Vvven added: Some researchers speculate that certain petroglyphs of South America it relating to symbols of writing at style of the runes, eg Nazca Lines in Perú,[1] in Brazil, Paraguay and Tucuman and Córdoba (Argentina), such vestiges are untranslatable in any native language, but similar to Viking languages, of which deducted a contact between the Scadinavians and local populations. Although such assumptions are not accepted by some other archaeologists.[2][3]

It has also considered other runes found in North America (eg Kensington runes or Oklahoma runes) it were allegedly made by descendants populations of Scandinavians.[4]

References

  1. ^ Incas y sus símbolos
  2. ^ Mariana Accornero Artistic expressions of the indigenous peoples of the Americas.

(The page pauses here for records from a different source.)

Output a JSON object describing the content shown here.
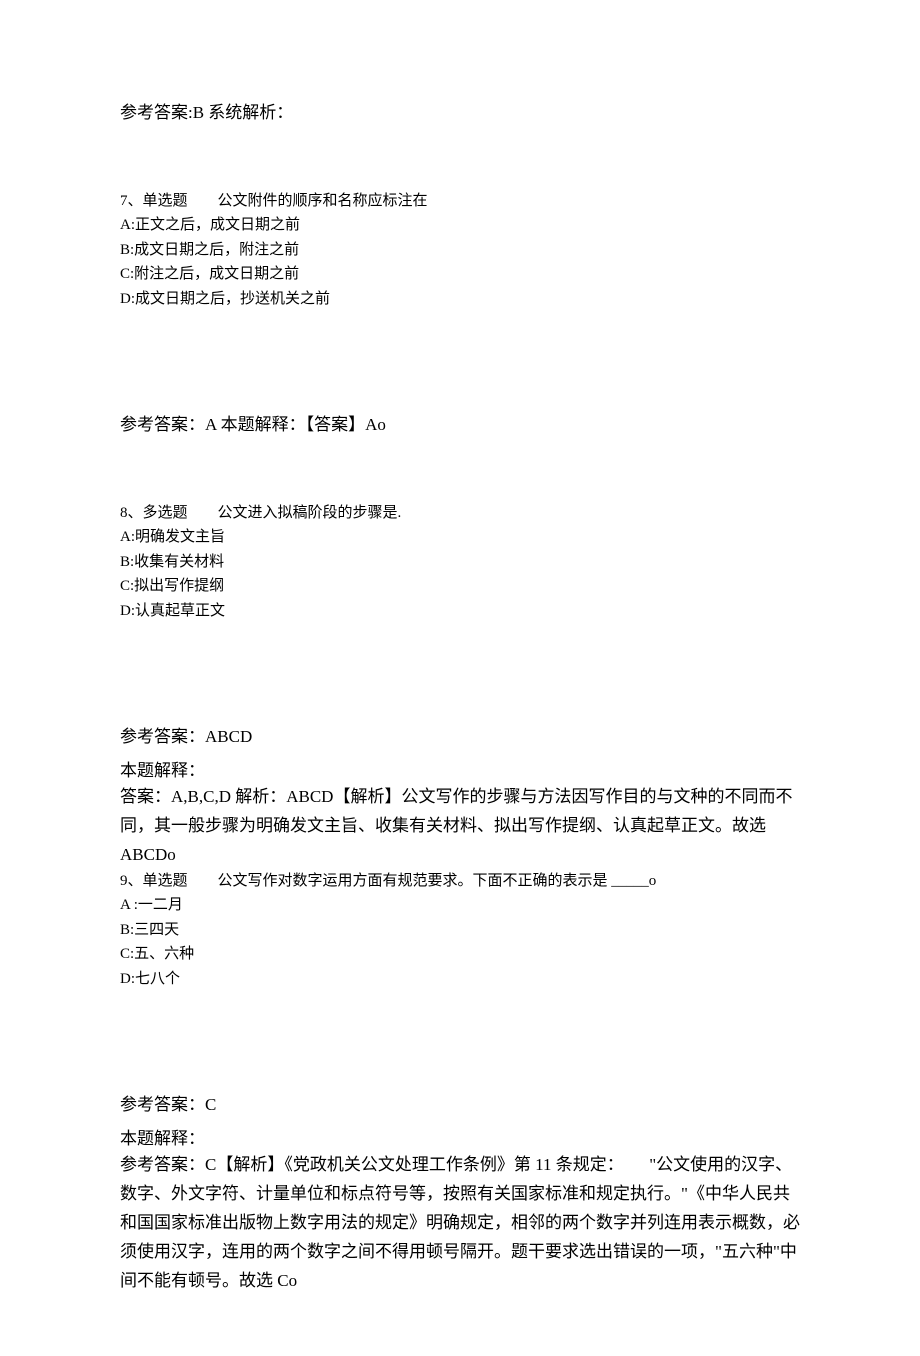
{
  "q6": {
    "answer_line": "参考答案:B 系统解析："
  },
  "q7": {
    "header": "7、单选题　　公文附件的顺序和名称应标注在",
    "optA": "A:正文之后，成文日期之前",
    "optB": "B:成文日期之后，附注之前",
    "optC": "C:附注之后，成文日期之前",
    "optD": "D:成文日期之后，抄送机关之前",
    "answer_line": "参考答案：A 本题解释：【答案】Ao"
  },
  "q8": {
    "header": "8、多选题　　公文进入拟稿阶段的步骤是.",
    "optA": "A:明确发文主旨",
    "optB": "B:收集有关材料",
    "optC": "C:拟出写作提纲",
    "optD": "D:认真起草正文",
    "answer_line": "参考答案：ABCD",
    "explain_head": "本题解释：",
    "explain_body": "答案：A,B,C,D 解析：ABCD【解析】公文写作的步骤与方法因写作目的与文种的不同而不同，其一般步骤为明确发文主旨、收集有关材料、拟出写作提纲、认真起草正文。故选 ABCDo"
  },
  "q9": {
    "header": "9、单选题　　公文写作对数字运用方面有规范要求。下面不正确的表示是 _____o",
    "optA": " A :一二月",
    "optB": "B:三四天",
    "optC": "C:五、六种",
    "optD": "D:七八个",
    "answer_line": "参考答案：C",
    "explain_head": "本题解释：",
    "explain_body": "参考答案：C【解析】《党政机关公文处理工作条例》第 11 条规定：　　\"公文使用的汉字、数字、外文字符、计量单位和标点符号等，按照有关国家标准和规定执行。\"《中华人民共和国国家标准出版物上数字用法的规定》明确规定，相邻的两个数字并列连用表示概数，必须使用汉字，连用的两个数字之间不得用顿号隔开。题干要求选出错误的一项，\"五六种\"中间不能有顿号。故选 Co"
  }
}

Córdoba 2007
  3. ^ Miguel Ángel Scenna, "Antes de Colón", Universitary publisher of Buenos Aires, 1974, page 79.
  4. ^ Valerii Ivanovich Guli?aev Pre-Columbian travels to the Americas: myths and realities University of Texas. Pub. Abya-Yala, 1992 pages 186 et seq.

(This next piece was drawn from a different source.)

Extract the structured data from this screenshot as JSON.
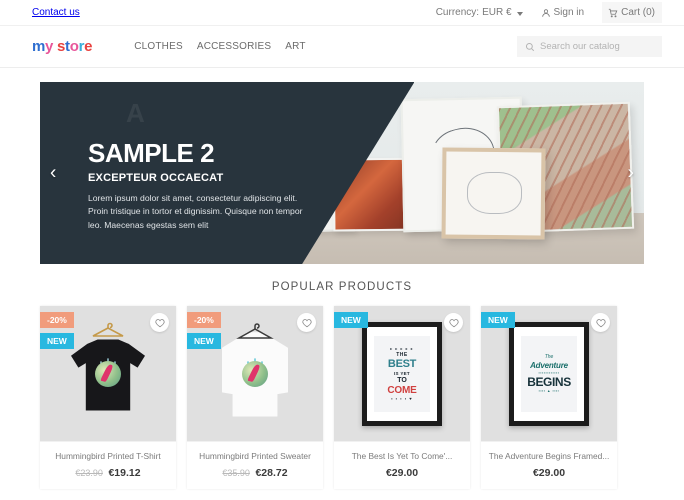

I removed it and Vvven is arguing that the sources are acceptable (except for the website). "Valeriĭ Ivanovich Guli͡aev is from the Institute of Archaeology of the Russian Academy of Sciences, is one of the sources that suppor this theory, other one as Mariana Accornero is a author of books specialized towards the artistic manifestations of the Indigenous of the Americas, and the latter Miguel Angel Scenna (1924-1981) was an renowned Argentinian historian "He published many books and articles, among which stand out for its impact. He was a regular contributor to the magazine Everything is History, directed by Felix Luna, where he published many articles. He was considered a moderate member of the revisionist trend.". some even could be more valid resources than other many in the hiphotesis sections in the article-"

I'm asking for quotes from these authors to make sure what they actually say. I don't understand what the University of Texas refers to in the reference which says "Valeriĭ Ivanovich Guli͡aev Pre-Columbian travels to the Americas: myths and realities University of Texas. Pub. Abya-Yala, 1992 pages 186 et seq." Hopefully Vvven can explain this. Doug Weller talk 18:05, 23 January 2016 (UTC)
Also, are theses views significant? I can't find any sources mentioning these authors connected with these views. Are there other reliable sources? Articles are meant to present "all of the significant views that have beenpublished by reliable sources on a topic." - done in accordance with WP:NPOV "Neutrality requires that each article or other page in the mainspace fairly represent all significant viewpoints that have been published by reliable sources, in proportion to the prominence of each viewpoint in the published, reliable sources.[3] Giving due weight and avoiding giving undue weight mean that articles should not give minority views or aspects as much of or as detailed a description as more widely held views or widely supported aspects. Generally, the views of tiny minorities should not be included at all, except perhaps in a "see also" to an article about those specific views. For example, the article on the Earth does not directly mention modern support for the Flat Earth concept, the view of a distinct minority; to do so would give undue weight to it."
So how prominent are these views "in the published, reliable sources." Doug Weller talk 18:44, 23 January 2016 (UTC)

Chinese 'claims' now quite well backed[edit]

See recent additions. Elevate to non-'claim' suffixed section title? prat (talk) 18:19, 10 June 2016 (UTC)

I can't see why. What is there that's so convincing about Chinese claims to have visited North America? And the Cape Espenberg material is in the wrong place as no one has claimed that this involved the Chinese visiting North America. Doug Weller talk 18:27, 10 June 2016 (UTC)
Thinking more about it, and the lead: " visits to, the discovery of or interaction with the Americas and/or indigenous peoples of the Americas by people from Africa, Asia, Europe, or Oceania", nothing in the Cape Espenberg material seems to say that Asians visited North America, so I'm going to remove it tomorrow unless someone shows I'm wrong. We know there was trade and share culture over the Bering Strait during the last 4000 or so years. See this discussion in the archives. Doug Weller talk 14:48, 11 June 2016 (UTC)